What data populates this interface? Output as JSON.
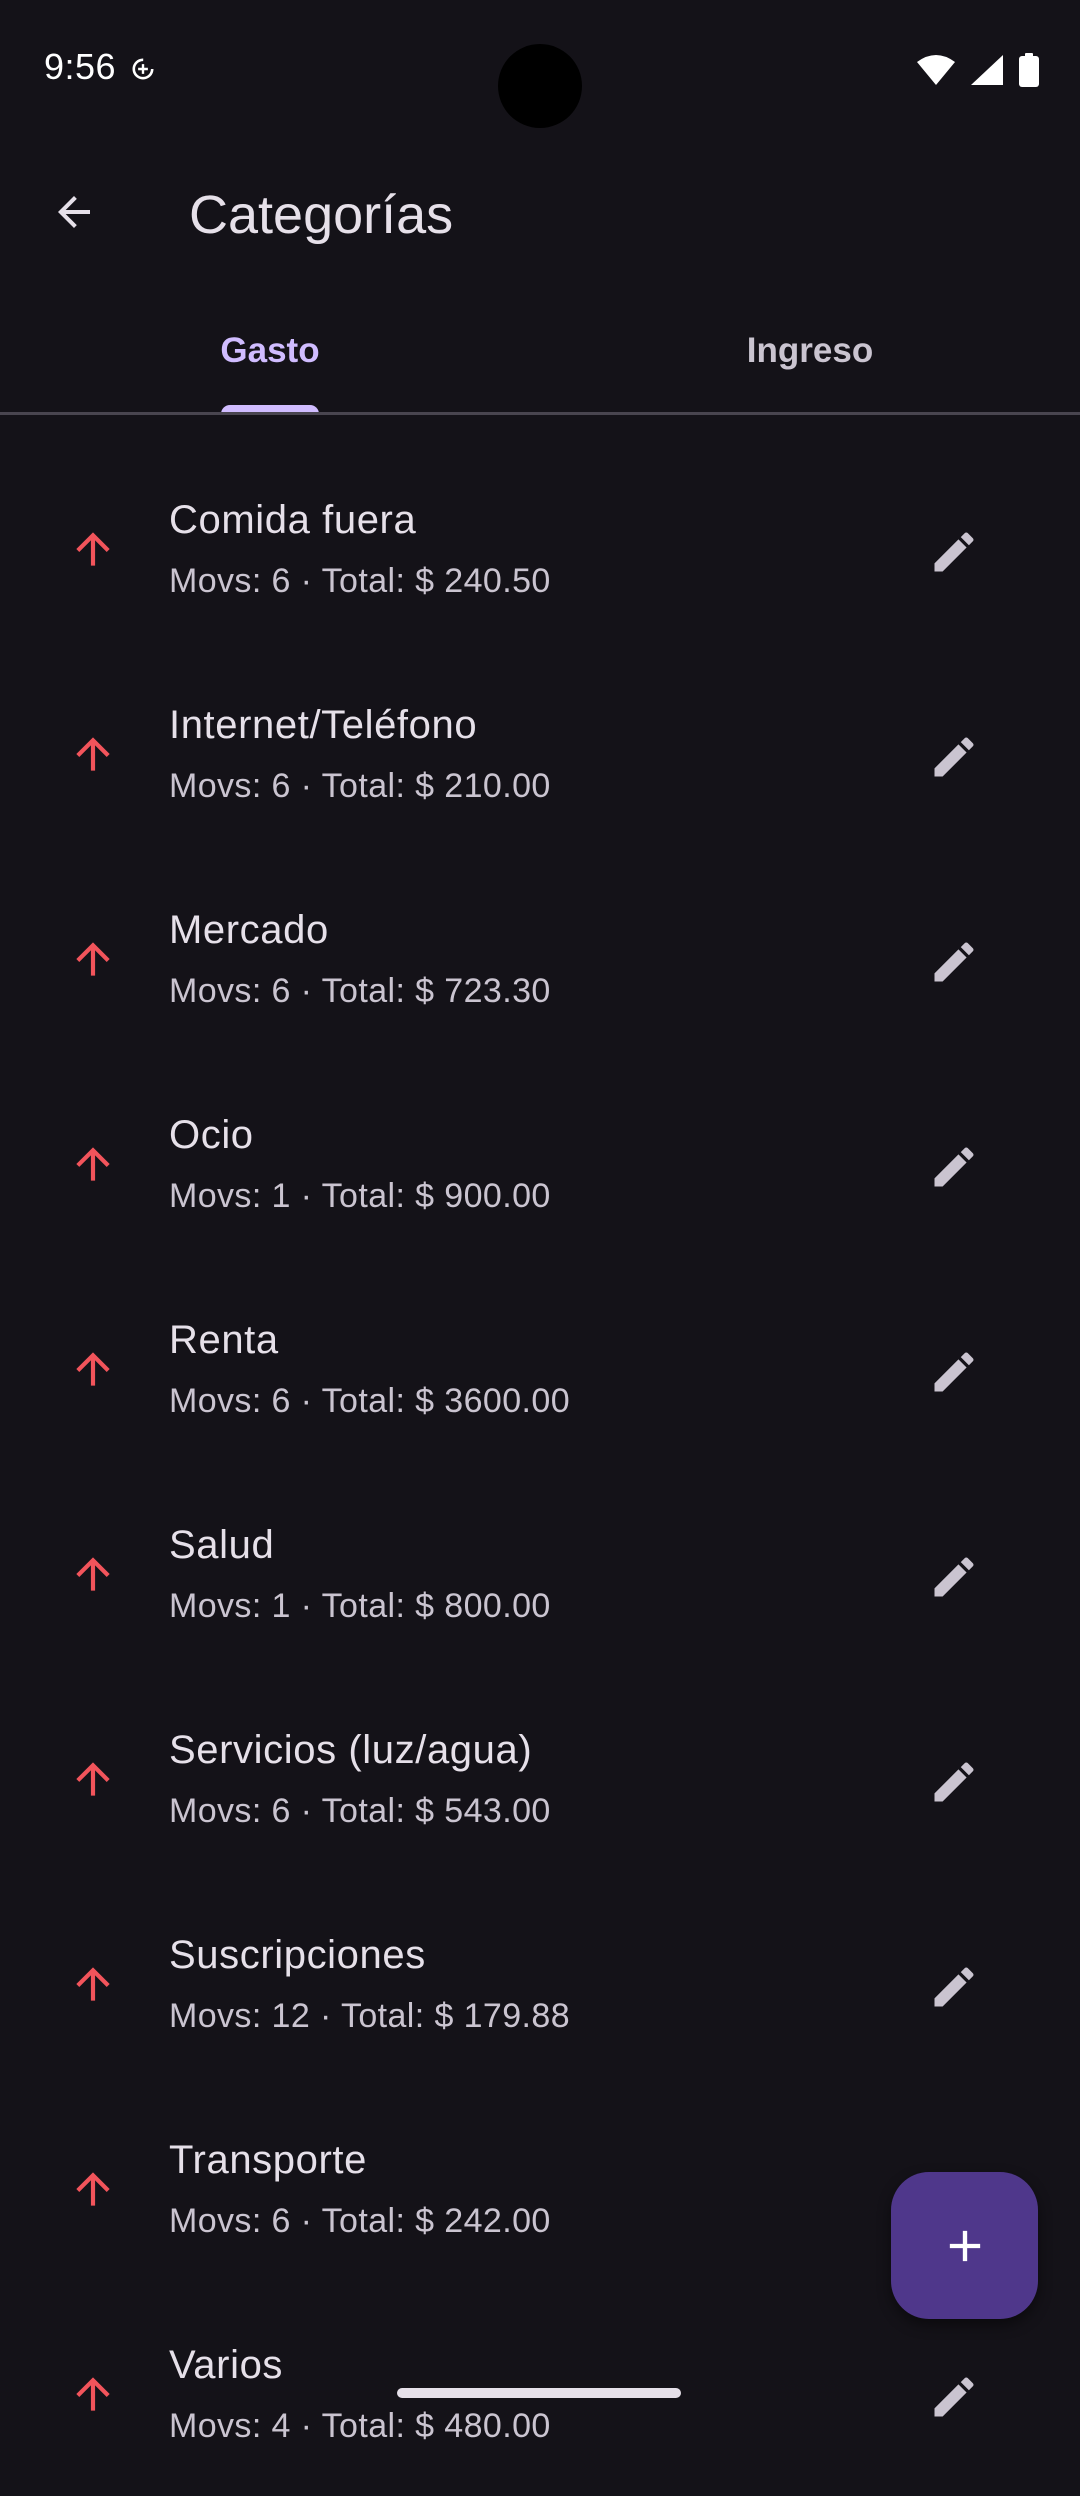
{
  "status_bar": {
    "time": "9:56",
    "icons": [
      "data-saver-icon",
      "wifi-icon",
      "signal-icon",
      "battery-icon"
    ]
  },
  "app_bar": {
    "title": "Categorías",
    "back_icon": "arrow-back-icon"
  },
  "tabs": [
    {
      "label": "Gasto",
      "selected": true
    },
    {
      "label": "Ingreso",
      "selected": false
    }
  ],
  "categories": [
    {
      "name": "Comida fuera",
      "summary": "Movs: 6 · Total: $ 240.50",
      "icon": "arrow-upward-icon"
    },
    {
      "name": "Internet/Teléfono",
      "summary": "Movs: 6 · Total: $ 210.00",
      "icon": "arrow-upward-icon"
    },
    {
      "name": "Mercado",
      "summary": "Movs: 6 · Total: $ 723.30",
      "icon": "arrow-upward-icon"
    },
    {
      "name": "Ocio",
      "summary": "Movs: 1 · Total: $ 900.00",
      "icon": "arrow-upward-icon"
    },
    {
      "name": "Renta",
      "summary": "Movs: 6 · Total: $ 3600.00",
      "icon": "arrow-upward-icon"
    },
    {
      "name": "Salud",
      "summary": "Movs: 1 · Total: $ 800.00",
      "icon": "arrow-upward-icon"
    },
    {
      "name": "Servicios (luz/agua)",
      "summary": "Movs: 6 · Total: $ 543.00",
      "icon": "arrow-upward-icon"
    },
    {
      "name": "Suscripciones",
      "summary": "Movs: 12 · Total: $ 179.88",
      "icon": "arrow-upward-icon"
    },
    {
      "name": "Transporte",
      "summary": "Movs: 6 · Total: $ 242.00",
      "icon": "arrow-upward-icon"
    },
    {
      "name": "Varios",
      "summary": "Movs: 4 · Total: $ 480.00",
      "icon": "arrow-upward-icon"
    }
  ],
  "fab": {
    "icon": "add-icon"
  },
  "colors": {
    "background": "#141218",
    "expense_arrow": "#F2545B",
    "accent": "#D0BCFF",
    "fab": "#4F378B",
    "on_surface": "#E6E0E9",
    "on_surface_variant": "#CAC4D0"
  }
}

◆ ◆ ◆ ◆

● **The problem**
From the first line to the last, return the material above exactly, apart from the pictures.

● **Exercise answer**
What data populates this interface? Output as JSON.
{
  "status_bar": {
    "time": "9:56",
    "icons": [
      "data-saver-icon",
      "wifi-icon",
      "signal-icon",
      "battery-icon"
    ]
  },
  "app_bar": {
    "title": "Categorías",
    "back_icon": "arrow-back-icon"
  },
  "tabs": [
    {
      "label": "Gasto",
      "selected": true
    },
    {
      "label": "Ingreso",
      "selected": false
    }
  ],
  "categories": [
    {
      "name": "Comida fuera",
      "summary": "Movs: 6 · Total: $ 240.50",
      "icon": "arrow-upward-icon"
    },
    {
      "name": "Internet/Teléfono",
      "summary": "Movs: 6 · Total: $ 210.00",
      "icon": "arrow-upward-icon"
    },
    {
      "name": "Mercado",
      "summary": "Movs: 6 · Total: $ 723.30",
      "icon": "arrow-upward-icon"
    },
    {
      "name": "Ocio",
      "summary": "Movs: 1 · Total: $ 900.00",
      "icon": "arrow-upward-icon"
    },
    {
      "name": "Renta",
      "summary": "Movs: 6 · Total: $ 3600.00",
      "icon": "arrow-upward-icon"
    },
    {
      "name": "Salud",
      "summary": "Movs: 1 · Total: $ 800.00",
      "icon": "arrow-upward-icon"
    },
    {
      "name": "Servicios (luz/agua)",
      "summary": "Movs: 6 · Total: $ 543.00",
      "icon": "arrow-upward-icon"
    },
    {
      "name": "Suscripciones",
      "summary": "Movs: 12 · Total: $ 179.88",
      "icon": "arrow-upward-icon"
    },
    {
      "name": "Transporte",
      "summary": "Movs: 6 · Total: $ 242.00",
      "icon": "arrow-upward-icon"
    },
    {
      "name": "Varios",
      "summary": "Movs: 4 · Total: $ 480.00",
      "icon": "arrow-upward-icon"
    }
  ],
  "fab": {
    "icon": "add-icon"
  },
  "colors": {
    "background": "#141218",
    "expense_arrow": "#F2545B",
    "accent": "#D0BCFF",
    "fab": "#4F378B",
    "on_surface": "#E6E0E9",
    "on_surface_variant": "#CAC4D0"
  }
}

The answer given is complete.